Every line with the string "multiple" should be copied from the data.

* Data for this task
◇ ◇ ◇

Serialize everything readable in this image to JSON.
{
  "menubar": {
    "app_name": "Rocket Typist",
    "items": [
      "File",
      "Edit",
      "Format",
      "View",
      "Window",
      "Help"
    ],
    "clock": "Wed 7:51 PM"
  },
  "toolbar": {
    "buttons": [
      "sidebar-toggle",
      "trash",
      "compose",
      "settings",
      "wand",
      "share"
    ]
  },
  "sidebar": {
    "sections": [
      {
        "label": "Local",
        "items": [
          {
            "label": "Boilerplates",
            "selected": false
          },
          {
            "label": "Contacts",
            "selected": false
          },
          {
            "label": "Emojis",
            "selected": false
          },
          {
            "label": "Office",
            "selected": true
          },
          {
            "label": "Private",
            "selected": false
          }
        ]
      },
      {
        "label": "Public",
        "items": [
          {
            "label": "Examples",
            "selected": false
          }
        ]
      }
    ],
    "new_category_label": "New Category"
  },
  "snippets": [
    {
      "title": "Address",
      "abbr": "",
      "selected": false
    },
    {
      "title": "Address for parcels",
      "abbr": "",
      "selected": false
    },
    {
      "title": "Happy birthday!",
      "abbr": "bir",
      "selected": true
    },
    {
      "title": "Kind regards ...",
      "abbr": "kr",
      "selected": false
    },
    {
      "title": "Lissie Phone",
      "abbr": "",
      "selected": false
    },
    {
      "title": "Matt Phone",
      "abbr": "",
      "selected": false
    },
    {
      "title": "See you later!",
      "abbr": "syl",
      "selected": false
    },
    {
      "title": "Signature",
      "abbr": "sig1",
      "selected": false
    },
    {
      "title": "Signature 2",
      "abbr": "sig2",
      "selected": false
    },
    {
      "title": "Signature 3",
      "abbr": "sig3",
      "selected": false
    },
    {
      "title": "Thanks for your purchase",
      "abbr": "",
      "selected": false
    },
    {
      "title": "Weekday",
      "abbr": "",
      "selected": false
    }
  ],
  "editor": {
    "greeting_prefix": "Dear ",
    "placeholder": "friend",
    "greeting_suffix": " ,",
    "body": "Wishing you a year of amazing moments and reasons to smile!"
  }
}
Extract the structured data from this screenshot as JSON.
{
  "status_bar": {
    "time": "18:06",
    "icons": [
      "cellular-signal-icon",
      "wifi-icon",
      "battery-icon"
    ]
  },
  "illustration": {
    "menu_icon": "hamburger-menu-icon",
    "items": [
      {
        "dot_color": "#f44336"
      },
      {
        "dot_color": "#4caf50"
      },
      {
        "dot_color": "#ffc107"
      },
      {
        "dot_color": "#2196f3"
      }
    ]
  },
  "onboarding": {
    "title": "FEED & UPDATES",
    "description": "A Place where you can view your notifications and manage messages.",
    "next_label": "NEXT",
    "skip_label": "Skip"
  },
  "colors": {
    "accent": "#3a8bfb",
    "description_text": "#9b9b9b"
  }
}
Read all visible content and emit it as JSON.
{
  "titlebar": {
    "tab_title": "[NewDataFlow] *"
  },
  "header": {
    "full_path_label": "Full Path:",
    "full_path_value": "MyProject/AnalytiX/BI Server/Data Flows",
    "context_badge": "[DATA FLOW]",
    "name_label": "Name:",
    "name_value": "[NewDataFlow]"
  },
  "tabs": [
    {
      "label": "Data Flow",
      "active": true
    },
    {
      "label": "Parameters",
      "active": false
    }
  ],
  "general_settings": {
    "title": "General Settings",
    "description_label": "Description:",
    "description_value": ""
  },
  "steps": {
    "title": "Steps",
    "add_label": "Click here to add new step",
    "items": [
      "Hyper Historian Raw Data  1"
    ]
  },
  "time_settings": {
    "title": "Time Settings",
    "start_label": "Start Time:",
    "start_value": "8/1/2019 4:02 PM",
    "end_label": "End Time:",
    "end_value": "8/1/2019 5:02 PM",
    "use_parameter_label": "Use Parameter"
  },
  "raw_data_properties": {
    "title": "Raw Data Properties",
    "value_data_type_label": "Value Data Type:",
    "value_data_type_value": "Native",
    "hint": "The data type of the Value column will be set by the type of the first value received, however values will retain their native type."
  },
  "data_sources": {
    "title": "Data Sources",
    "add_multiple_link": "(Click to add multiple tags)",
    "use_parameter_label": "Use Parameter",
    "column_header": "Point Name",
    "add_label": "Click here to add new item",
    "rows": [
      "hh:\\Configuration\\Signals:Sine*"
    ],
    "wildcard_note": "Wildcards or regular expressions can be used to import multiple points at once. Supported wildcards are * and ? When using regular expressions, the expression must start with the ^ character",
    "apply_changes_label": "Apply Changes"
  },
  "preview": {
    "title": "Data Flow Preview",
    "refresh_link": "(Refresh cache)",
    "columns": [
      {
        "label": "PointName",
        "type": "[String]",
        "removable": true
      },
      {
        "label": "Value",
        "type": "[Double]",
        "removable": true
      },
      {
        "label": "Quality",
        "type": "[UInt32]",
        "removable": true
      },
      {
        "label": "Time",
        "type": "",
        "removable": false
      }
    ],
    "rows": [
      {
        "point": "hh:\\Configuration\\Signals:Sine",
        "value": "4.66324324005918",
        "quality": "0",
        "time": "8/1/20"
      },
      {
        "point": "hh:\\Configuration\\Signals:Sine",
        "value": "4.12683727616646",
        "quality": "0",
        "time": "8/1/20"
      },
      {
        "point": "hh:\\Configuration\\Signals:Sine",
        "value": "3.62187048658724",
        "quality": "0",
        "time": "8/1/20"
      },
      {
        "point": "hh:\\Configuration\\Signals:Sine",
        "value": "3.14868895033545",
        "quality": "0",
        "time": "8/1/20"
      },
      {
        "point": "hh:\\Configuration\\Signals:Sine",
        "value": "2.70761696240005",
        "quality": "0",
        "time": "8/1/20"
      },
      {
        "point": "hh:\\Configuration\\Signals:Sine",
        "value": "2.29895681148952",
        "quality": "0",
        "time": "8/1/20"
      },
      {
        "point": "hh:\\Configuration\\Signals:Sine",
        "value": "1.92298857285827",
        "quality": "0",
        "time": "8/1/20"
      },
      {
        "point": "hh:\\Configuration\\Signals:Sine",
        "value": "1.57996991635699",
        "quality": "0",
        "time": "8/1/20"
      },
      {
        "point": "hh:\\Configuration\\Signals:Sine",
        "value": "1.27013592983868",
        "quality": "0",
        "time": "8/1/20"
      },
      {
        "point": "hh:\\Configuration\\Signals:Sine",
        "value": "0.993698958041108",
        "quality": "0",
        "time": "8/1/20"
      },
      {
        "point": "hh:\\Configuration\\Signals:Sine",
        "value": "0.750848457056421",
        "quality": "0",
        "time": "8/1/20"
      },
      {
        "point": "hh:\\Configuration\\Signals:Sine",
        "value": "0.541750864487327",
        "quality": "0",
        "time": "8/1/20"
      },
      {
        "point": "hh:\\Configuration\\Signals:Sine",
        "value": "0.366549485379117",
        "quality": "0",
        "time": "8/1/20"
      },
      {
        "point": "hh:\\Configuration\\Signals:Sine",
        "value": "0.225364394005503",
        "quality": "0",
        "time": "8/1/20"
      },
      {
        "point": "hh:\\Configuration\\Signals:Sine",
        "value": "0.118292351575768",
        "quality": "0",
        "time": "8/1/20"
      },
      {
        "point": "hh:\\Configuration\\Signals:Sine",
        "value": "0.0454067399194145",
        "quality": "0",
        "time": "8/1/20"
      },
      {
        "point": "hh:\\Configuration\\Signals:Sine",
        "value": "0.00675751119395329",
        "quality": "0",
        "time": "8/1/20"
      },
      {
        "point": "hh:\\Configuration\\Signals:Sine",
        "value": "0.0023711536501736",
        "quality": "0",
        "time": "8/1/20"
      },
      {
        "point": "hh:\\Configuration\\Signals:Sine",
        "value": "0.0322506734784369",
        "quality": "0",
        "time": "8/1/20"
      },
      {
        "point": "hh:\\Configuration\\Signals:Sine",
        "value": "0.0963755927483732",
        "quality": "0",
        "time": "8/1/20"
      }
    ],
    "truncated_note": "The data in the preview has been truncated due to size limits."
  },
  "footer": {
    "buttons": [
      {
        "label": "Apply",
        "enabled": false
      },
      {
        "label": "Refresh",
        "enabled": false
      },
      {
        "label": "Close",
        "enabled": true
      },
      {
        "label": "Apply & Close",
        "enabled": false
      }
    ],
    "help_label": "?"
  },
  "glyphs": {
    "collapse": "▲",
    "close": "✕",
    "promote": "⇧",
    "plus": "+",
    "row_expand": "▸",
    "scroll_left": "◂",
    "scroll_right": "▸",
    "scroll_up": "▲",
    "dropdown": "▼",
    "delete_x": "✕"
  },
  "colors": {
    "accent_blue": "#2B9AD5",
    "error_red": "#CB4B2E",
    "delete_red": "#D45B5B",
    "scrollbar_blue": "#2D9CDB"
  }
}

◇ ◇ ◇

* Answer space
    "add_multiple_link": "(Click to add multiple tags)",
    "wildcard_note": "Wildcards or regular expressions can be used to import multiple points at once. Supported wildcards are * and ? When using regular expressions, the expression must start with the ^ character",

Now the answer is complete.